* _Extracted information_:
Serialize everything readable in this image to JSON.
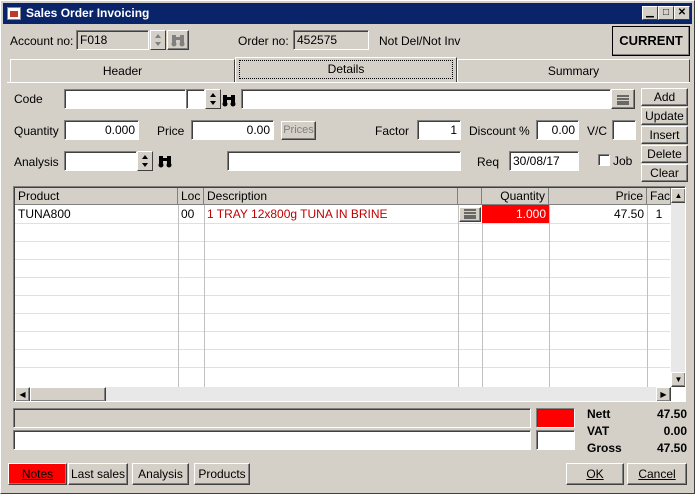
{
  "window": {
    "title": "Sales Order Invoicing"
  },
  "header": {
    "account_label": "Account no:",
    "account_value": "F018",
    "order_label": "Order no:",
    "order_value": "452575",
    "status_text": "Not Del/Not Inv",
    "current_button": "CURRENT"
  },
  "tabs": [
    {
      "label": "Header"
    },
    {
      "label": "Details"
    },
    {
      "label": "Summary"
    }
  ],
  "details": {
    "code_label": "Code",
    "code_value": "",
    "code_desc": "",
    "quantity_label": "Quantity",
    "quantity_value": "0.000",
    "price_label": "Price",
    "price_value": "0.00",
    "prices_button": "Prices",
    "factor_label": "Factor",
    "factor_value": "1",
    "discount_label": "Discount %",
    "discount_value": "0.00",
    "vc_label": "V/C",
    "vc_value": "",
    "analysis_label": "Analysis",
    "analysis_value": "",
    "analysis_desc": "",
    "req_label": "Req",
    "req_value": "30/08/17",
    "job_label": "Job"
  },
  "side_buttons": {
    "add": "Add",
    "update": "Update",
    "insert": "Insert",
    "delete": "Delete",
    "clear": "Clear"
  },
  "grid": {
    "columns": [
      "Product",
      "Loc",
      "Description",
      "",
      "Quantity",
      "Price",
      "Fact"
    ],
    "rows": [
      {
        "product": "TUNA800",
        "loc": "00",
        "description": "1 TRAY 12x800g TUNA IN BRINE",
        "quantity": "1.000",
        "price": "47.50",
        "factor": "1"
      }
    ]
  },
  "totals": {
    "nett_label": "Nett",
    "nett_value": "47.50",
    "vat_label": "VAT",
    "vat_value": "0.00",
    "gross_label": "Gross",
    "gross_value": "47.50"
  },
  "footer": {
    "notes": "Notes",
    "last_sales": "Last sales",
    "analysis": "Analysis",
    "products": "Products",
    "ok": "OK",
    "cancel": "Cancel"
  },
  "colors": {
    "title_bar": "#0a246a",
    "highlight_red": "#ff0000",
    "desc_red": "#c00000",
    "face": "#d4d0c8"
  }
}
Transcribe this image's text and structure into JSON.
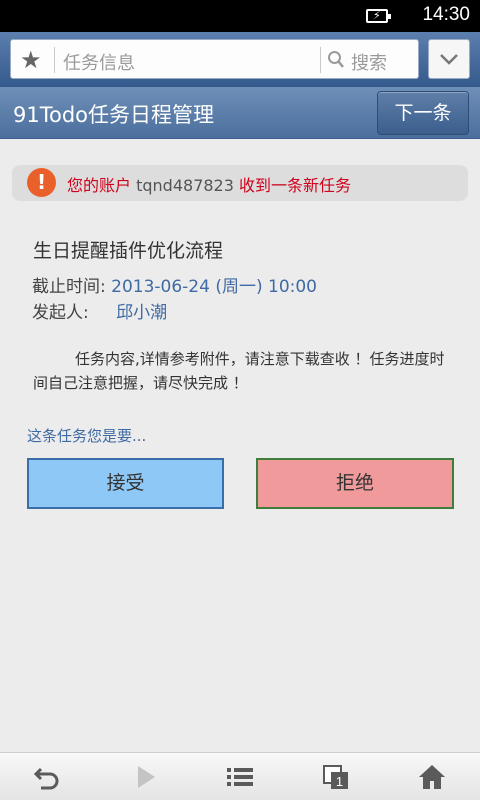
{
  "status_bar": {
    "time": "14:30"
  },
  "browser": {
    "url_text": "任务信息",
    "search_label": "搜索"
  },
  "header": {
    "title": "91Todo任务日程管理",
    "next_button": "下一条"
  },
  "notice": {
    "prefix": "您的账户",
    "account": "tqnd487823",
    "suffix": "收到一条新任务",
    "icon_text": "!"
  },
  "task": {
    "title": "生日提醒插件优化流程",
    "deadline_label": "截止时间:",
    "deadline_value": "2013-06-24 (周一) 10:00",
    "initiator_label": "发起人:",
    "initiator_value": "邱小潮",
    "content": "任务内容,详情参考附件，请注意下载查收 ！任务进度时间自己注意把握，请尽快完成 ！"
  },
  "actions": {
    "prompt": "这条任务您是要...",
    "accept": "接受",
    "reject": "拒绝"
  },
  "bottom_nav": {
    "icons": [
      "back-icon",
      "forward-icon",
      "list-icon",
      "windows-icon",
      "home-icon"
    ],
    "windows_count": "1"
  },
  "colors": {
    "accent_blue": "#3f6aa3",
    "alert_red": "#d0021b",
    "accept_bg": "#8ec8f6",
    "reject_bg": "#f19a9b"
  }
}
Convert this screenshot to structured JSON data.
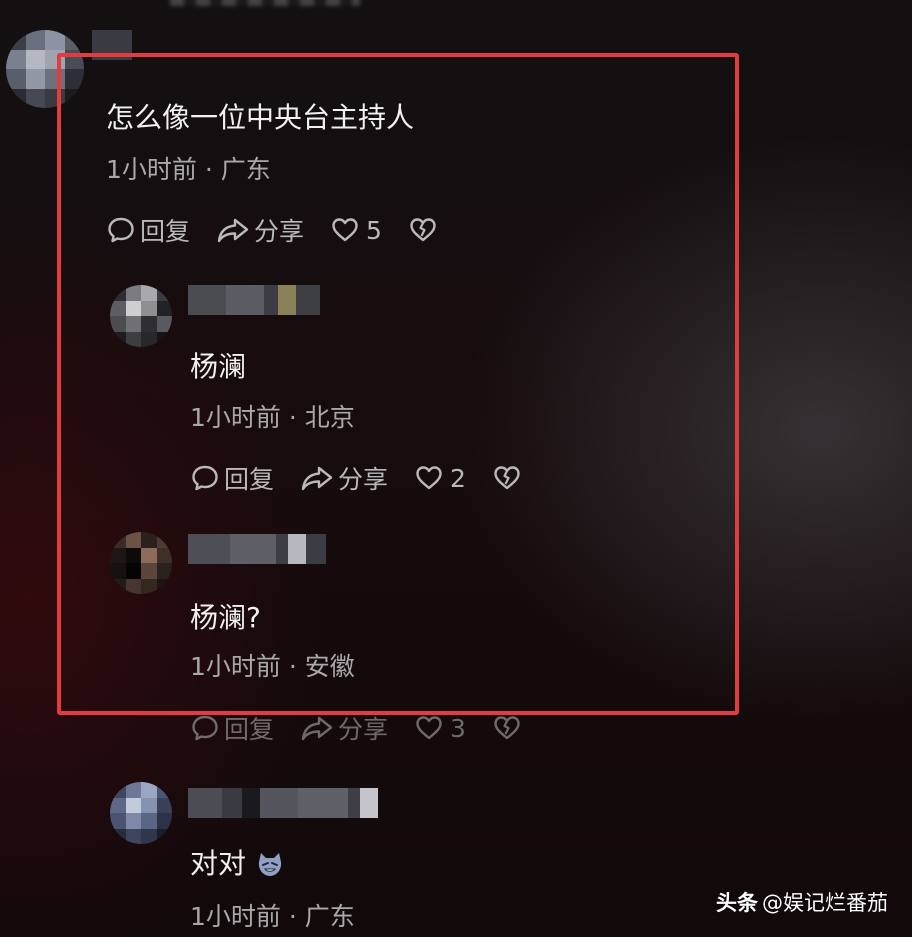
{
  "comments": [
    {
      "text": "怎么像一位中央台主持人",
      "meta": "1小时前 · 广东",
      "reply_label": "回复",
      "share_label": "分享",
      "likes": "5"
    },
    {
      "text": "杨澜",
      "meta": "1小时前 · 北京",
      "reply_label": "回复",
      "share_label": "分享",
      "likes": "2"
    },
    {
      "text": "杨澜?",
      "meta": "1小时前 · 安徽",
      "reply_label": "回复",
      "share_label": "分享",
      "likes": "3"
    },
    {
      "text": "对对",
      "meta": "1小时前 · 广东"
    }
  ],
  "watermark": {
    "platform": "头条",
    "account": "@娱记烂番茄"
  },
  "colors": {
    "highlight_border": "#e23b40",
    "background": "#150b0d",
    "meta_text": "#a9a9a9"
  },
  "icons": [
    "reply-bubble-icon",
    "share-arrow-icon",
    "heart-icon",
    "broken-heart-icon",
    "laughing-emoji-icon"
  ]
}
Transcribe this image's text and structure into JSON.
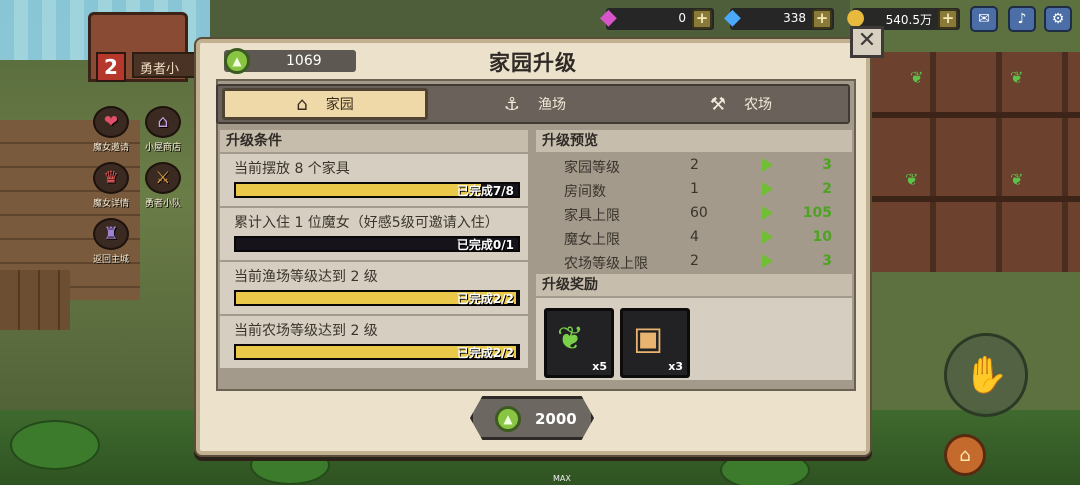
{
  "background": {
    "house_level": "2",
    "house_tag": "勇者小",
    "side_buttons": [
      {
        "label": "魔女邀请",
        "icon": "heart-letter-icon"
      },
      {
        "label": "小屋商店",
        "icon": "shop-icon"
      },
      {
        "label": "魔女详情",
        "icon": "witch-icon"
      },
      {
        "label": "勇者小队",
        "icon": "knight-icon"
      },
      {
        "label": "返回主城",
        "icon": "castle-icon"
      }
    ],
    "max_label": "MAX"
  },
  "resources": [
    {
      "name": "pink-gem",
      "value": "0",
      "color": "#d655c9"
    },
    {
      "name": "blue-gem",
      "value": "338",
      "color": "#4aa8ff"
    },
    {
      "name": "gold",
      "value": "540.5万",
      "color": "#e7b93c"
    }
  ],
  "dialog": {
    "title": "家园升级",
    "current_points": "1069",
    "tabs": [
      {
        "label": "家园",
        "icon": "house-icon",
        "active": true
      },
      {
        "label": "渔场",
        "icon": "fishing-hook-icon",
        "active": false
      },
      {
        "label": "农场",
        "icon": "shovel-icon",
        "active": false
      }
    ],
    "conditions_header": "升级条件",
    "conditions": [
      {
        "text": "当前摆放 8 个家具",
        "progress_text": "已完成7/8",
        "progress": 0.875
      },
      {
        "text": "累计入住 1 位魔女（好感5级可邀请入住）",
        "progress_text": "已完成0/1",
        "progress": 0
      },
      {
        "text": "当前渔场等级达到 2 级",
        "progress_text": "已完成2/2",
        "progress": 1
      },
      {
        "text": "当前农场等级达到 2 级",
        "progress_text": "已完成2/2",
        "progress": 1
      }
    ],
    "preview_header": "升级预览",
    "preview": [
      {
        "label": "家园等级",
        "current": "2",
        "next": "3"
      },
      {
        "label": "房间数",
        "current": "1",
        "next": "2"
      },
      {
        "label": "家具上限",
        "current": "60",
        "next": "105"
      },
      {
        "label": "魔女上限",
        "current": "4",
        "next": "10"
      },
      {
        "label": "农场等级上限",
        "current": "2",
        "next": "3"
      }
    ],
    "rewards_header": "升级奖励",
    "rewards": [
      {
        "icon": "sprout-seed-icon",
        "count": "x5"
      },
      {
        "icon": "chest-blueprint-icon",
        "count": "x3"
      }
    ],
    "upgrade_cost": "2000"
  },
  "colors": {
    "progress_fill": "#e9c84a",
    "progress_empty": "#17131a",
    "next_value": "#4ea323",
    "arrow": "#6fbe34"
  }
}
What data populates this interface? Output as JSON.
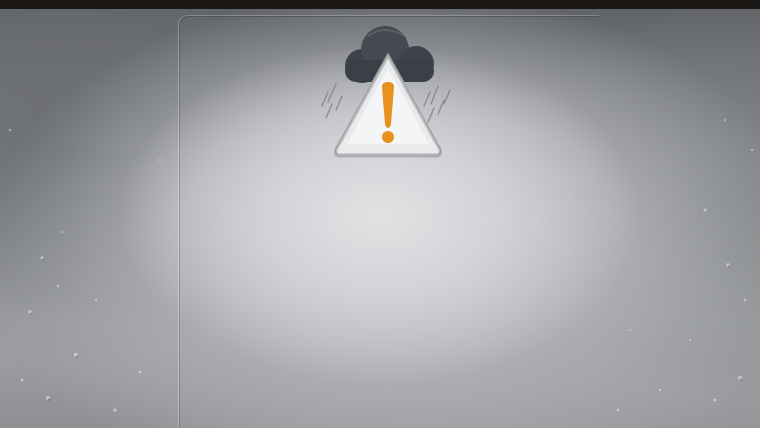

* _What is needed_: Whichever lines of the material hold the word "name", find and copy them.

* _Solved problem_:
      "name": "pink-gem",
      "name": "blue-gem",
      "name": "gold",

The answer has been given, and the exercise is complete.